Start of SUPPLIED DATA

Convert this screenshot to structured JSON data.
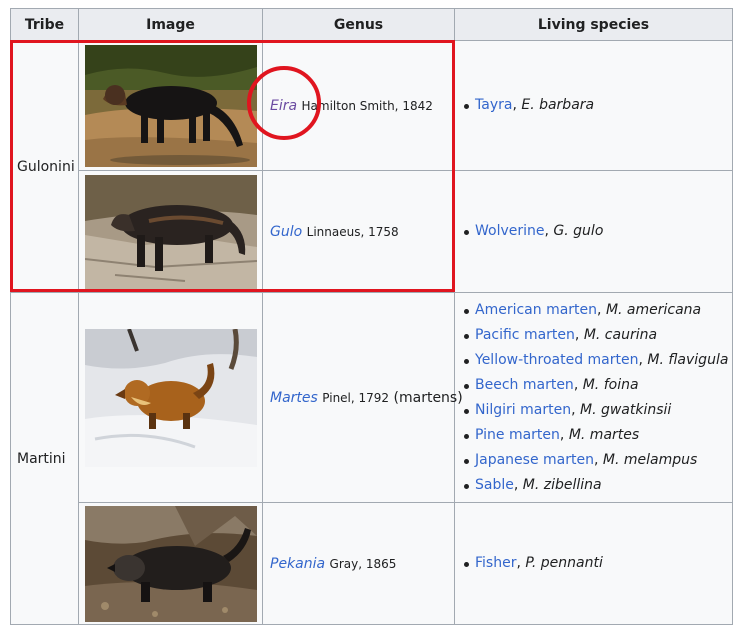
{
  "headers": [
    "Tribe",
    "Image",
    "Genus",
    "Living species"
  ],
  "tribes": {
    "gulonini": "Gulonini",
    "martini": "Martini"
  },
  "rows": {
    "eira": {
      "genus": "Eira",
      "authority": "Hamilton Smith, 1842",
      "species": [
        {
          "common": "Tayra",
          "sci": "E. barbara"
        }
      ]
    },
    "gulo": {
      "genus": "Gulo",
      "authority": "Linnaeus, 1758",
      "species": [
        {
          "common": "Wolverine",
          "sci": "G. gulo"
        }
      ]
    },
    "martes": {
      "genus": "Martes",
      "authority": "Pinel, 1792",
      "note": "(martens)",
      "species": [
        {
          "common": "American marten",
          "sci": "M. americana"
        },
        {
          "common": "Pacific marten",
          "sci": "M. caurina"
        },
        {
          "common": "Yellow-throated marten",
          "sci": "M. flavigula"
        },
        {
          "common": "Beech marten",
          "sci": "M. foina"
        },
        {
          "common": "Nilgiri marten",
          "sci": "M. gwatkinsii"
        },
        {
          "common": "Pine marten",
          "sci": "M. martes"
        },
        {
          "common": "Japanese marten",
          "sci": "M. melampus"
        },
        {
          "common": "Sable",
          "sci": "M. zibellina"
        }
      ]
    },
    "pekania": {
      "genus": "Pekania",
      "authority": "Gray, 1865",
      "species": [
        {
          "common": "Fisher",
          "sci": "P. pennanti"
        }
      ]
    }
  },
  "colors": {
    "link": "#3366cc",
    "visited_link": "#6b4ba1",
    "header_bg": "#eaecf0",
    "cell_bg": "#f8f9fa",
    "annotation": "#e0151f"
  }
}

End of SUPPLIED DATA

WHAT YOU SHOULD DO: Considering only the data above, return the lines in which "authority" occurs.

ANSWER BELOW:
      "authority": "Hamilton Smith, 1842",
      "authority": "Linnaeus, 1758",
      "authority": "Pinel, 1792",
      "authority": "Gray, 1865",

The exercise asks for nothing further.